Well, that's a lie. I wasn't sure what I was. All I knew was that I was trapped here, along this lake, unable to leave, for quite some time now. About four thousand and fifty seven days.
So a ghost would make sense, right? (more)
I remember when I first learned how to skip stones on the water. It was at Lake Tahoe, and my dad was teaching my sister and I. He was able to get up to fourteen in a row, and I could barely manage two. Such a simple and carefree(more)
just another something
that everyone seems to know how to do
another imperfection
that sets me apart from the others
something i’m far too used to
being less able (more)
things are no longer as they once were

no crunch of leaves as i walk over them

the birds refuse to sing anymore
She finds it while ambling along the river's edge, leisurely scouting for various rocks and pebbles perfect for the age-old tradition of hurling them at bodies of water under the pretense of knowing the art of skipping stones.
Ripple, ripple, ripple. Every time the stone flies away from my hands and the lake water below waiting for it just barely touching the water it ripples. You can gingerly place a leaf on the calming water, it will ripple too. You can kick the water, it too will(more)
The rise is exhilarating; pure energy that fuels paintings and sculptures, a magnum opus created in bursts. Light that burns in the best way possible and nights untarnished by sleep. He loves the flight, the arc, the sight of surface smooth as glass and dark beneath from his perch(more)
the edge of the stone pressed to the side of my middle finger, the pad of my thumb holding it to the curve of my fore finger, the water licking sloppy and cool at my calves and i tilt my wrist and feel it in my shoulder when there(more)
I remember when summer meant long days by the lake, when the smooth curve of blue stones pressed against my fingers felt like home. Those were the days when I mistook muffled screams for laughter (because Daddy told me so).
They didn't used to be so heavy, he didn't think. He used to lift them with far greater ease. Now it took effort. Now his body protested as he heaved backwards and threw them. He rarely got the angle right any more. They flew a short way away and(more)
He's never been able to do it right - something about the way he flicks his wrist, something he does or maybe doesn't do with his fingers that screws the whole thing up. Tara teases him mercilessly for it, jabs her elbow into his side with a lopsided smile(more)
He picks at the grass with his fingers, idly pulling it from the ground, peeling it apart, fidgeting with it. He's bored. He's been waiting for over an hour.  

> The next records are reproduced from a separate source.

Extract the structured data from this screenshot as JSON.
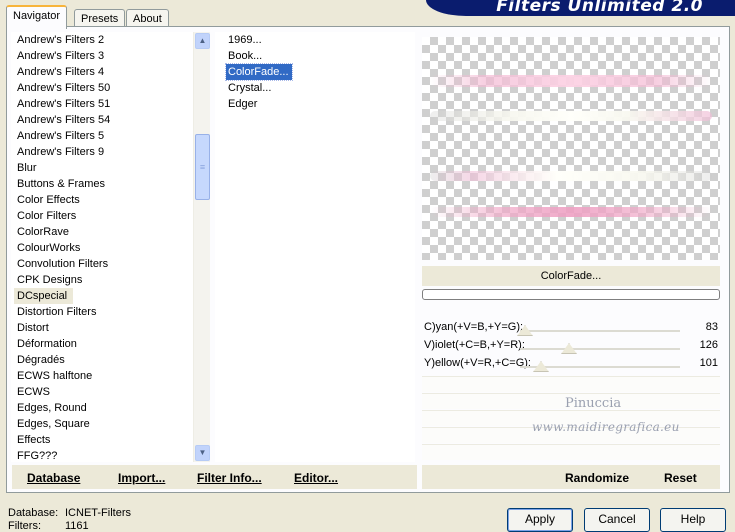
{
  "tabs": [
    {
      "label": "Navigator",
      "active": true
    },
    {
      "label": "Presets",
      "active": false
    },
    {
      "label": "About",
      "active": false
    }
  ],
  "banner_title": "Filters Unlimited 2.0",
  "categories": [
    "Andrew's Filters 2",
    "Andrew's Filters 3",
    "Andrew's Filters 4",
    "Andrew's Filters 50",
    "Andrew's Filters 51",
    "Andrew's Filters 54",
    "Andrew's Filters 5",
    "Andrew's Filters 9",
    "Blur",
    "Buttons & Frames",
    "Color Effects",
    "Color Filters",
    "ColorRave",
    "ColourWorks",
    "Convolution Filters",
    "CPK Designs",
    "DCspecial",
    "Distortion Filters",
    "Distort",
    "Déformation",
    "Dégradés",
    "ECWS halftone",
    "ECWS",
    "Edges, Round",
    "Edges, Square",
    "Effects",
    "FFG???"
  ],
  "selected_category": "DCspecial",
  "filters": [
    "1969...",
    "Book...",
    "ColorFade...",
    "Crystal...",
    "Edger"
  ],
  "selected_filter": "ColorFade...",
  "preview": {
    "label": "ColorFade...",
    "progress": 0
  },
  "params": [
    {
      "label": "C)yan(+V=B,+Y=G):",
      "value": "83"
    },
    {
      "label": "V)iolet(+C=B,+Y=R):",
      "value": "126"
    },
    {
      "label": "Y)ellow(+V=R,+C=G):",
      "value": "101"
    }
  ],
  "watermark": {
    "line1": "Pinuccia",
    "line2": "www.maidiregrafica.eu"
  },
  "bottom_buttons": {
    "database": "Database",
    "import": "Import...",
    "filter_info": "Filter Info...",
    "editor": "Editor...",
    "randomize": "Randomize",
    "reset": "Reset"
  },
  "status": {
    "database_label": "Database:",
    "database_value": "ICNET-Filters",
    "filters_label": "Filters:",
    "filters_value": "1161"
  },
  "dialog": {
    "apply": "Apply",
    "cancel": "Cancel",
    "help": "Help"
  },
  "colors": {
    "selection": "#316ac5",
    "banner": "#0a1c6e",
    "pink_stripe": "#f3b9d3"
  }
}
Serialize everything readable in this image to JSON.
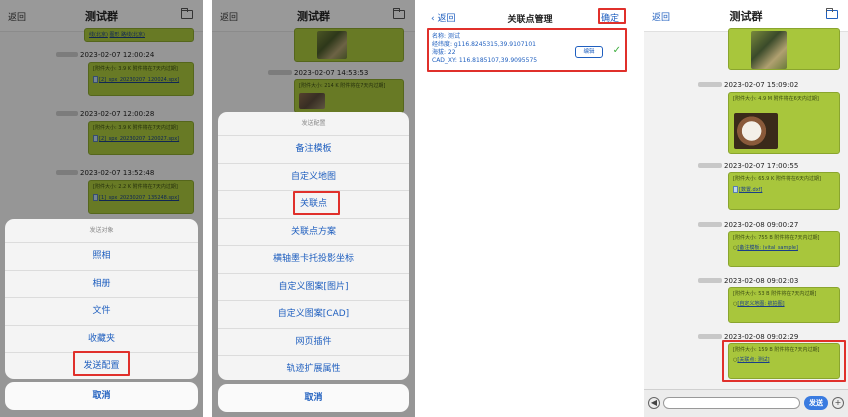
{
  "panel1": {
    "back": "返回",
    "title": "测试群",
    "top_bubble_text": "线(北京)",
    "top_bubble_text2": "图形 路线(北京)",
    "messages": [
      {
        "time": "2023-02-07 12:00:24",
        "info": "[附件大小: 3.9 K 附件将在7天内过期]",
        "file": "[2]_spx_20230207_120024.spx]"
      },
      {
        "time": "2023-02-07 12:00:28",
        "info": "[附件大小: 3.9 K 附件将在7天内过期]",
        "file": "[2]_spx_20230207_120027.spx]"
      },
      {
        "time": "2023-02-07 13:52:48",
        "info": "[附件大小: 2.2 K 附件将在7天内过期]",
        "file": "[1]_spx_20230207_135248.spx]"
      }
    ],
    "sheet_header": "发送对象",
    "options": [
      "照相",
      "相册",
      "文件",
      "收藏夹",
      "发送配置"
    ],
    "cancel": "取消"
  },
  "panel2": {
    "back": "返回",
    "title": "测试群",
    "time": "2023-02-07 14:53:53",
    "info": "[附件大小: 214 K 附件将在7天内过期]",
    "sheet_header": "发送配置",
    "options": [
      "备注模板",
      "自定义地图",
      "关联点",
      "关联点方案",
      "横轴墨卡托投影坐标",
      "自定义图案[图片]",
      "自定义图案[CAD]",
      "网页插件",
      "轨迹扩展属性"
    ],
    "cancel": "取消"
  },
  "panel3": {
    "back": "返回",
    "title": "关联点管理",
    "confirm": "确定",
    "name": "名称: 测试",
    "latlon": "经纬度: g116.8245315,39.9107101",
    "altitude": "海拔: 22",
    "cad": "CAD_XY: 116.8185107,39.9095575",
    "edit": "编辑",
    "check": "✓"
  },
  "panel4": {
    "back": "返回",
    "title": "测试群",
    "messages": [
      {
        "time": "2023-02-07 15:09:02",
        "info": "[附件大小: 4.9 M 附件将在6天内过期]",
        "file": ""
      },
      {
        "time": "2023-02-07 17:00:55",
        "info": "[附件大小: 65.9 K 附件将在6天内过期]",
        "file": "[数置.dxf]"
      },
      {
        "time": "2023-02-08 09:00:27",
        "info": "[附件大小: 755 B 附件将在7天内过期]",
        "file": "[备注模板: (vital_sample]"
      },
      {
        "time": "2023-02-08 09:02:03",
        "info": "[附件大小: 53 B 附件将在7天内过期]",
        "file": "[自定义地图: 航拍图]"
      },
      {
        "time": "2023-02-08 09:02:29",
        "info": "[附件大小: 159 B 附件将在7天内过期]",
        "file": "[关联点: 测试]"
      }
    ],
    "send": "发送",
    "left_icon": "◀",
    "plus_icon": "+"
  },
  "colors": {
    "accent": "#1f5fbf",
    "bubble": "#a8c63c",
    "highlight": "#e0302b"
  }
}
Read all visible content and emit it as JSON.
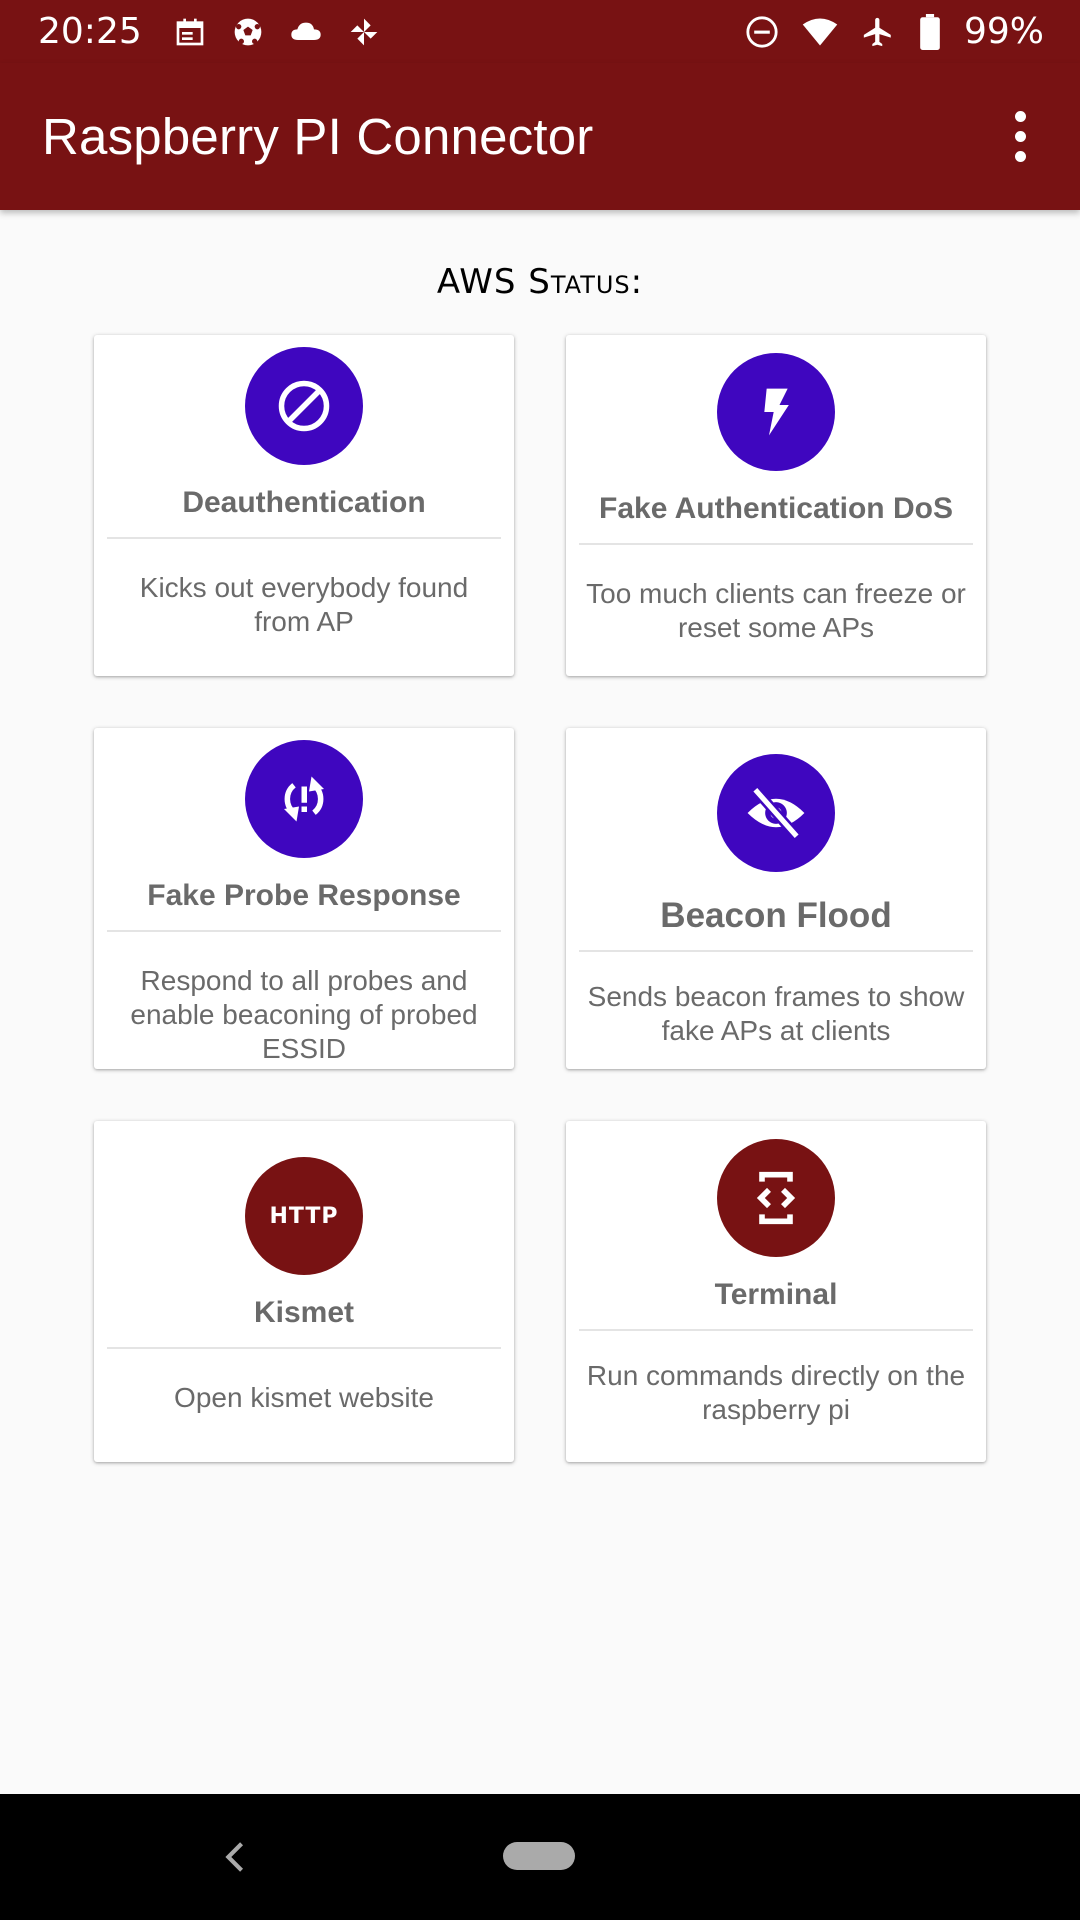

He's not sure why he keeps waiting, though. He knows that it doesn't matter how long he sits there.(more)
Flat rocks, skimming over water. The search to find the perfect stone, round and just big enough to fit comfortably in your hand. Flicking your wrist with a flourish and watching them go.

Plip. Plop. Plip. 3 times, a new record. For the last time, your dad yells(more)
"I just can't do it!" Toki exclaims, tossing his pile of rocks to the ground.
"Just practice," Akiyama says, throwing another stone and watching as it skims lightly over the surface of the water one, two, three, four, five times before sinking into the water.
"I don't want t(more)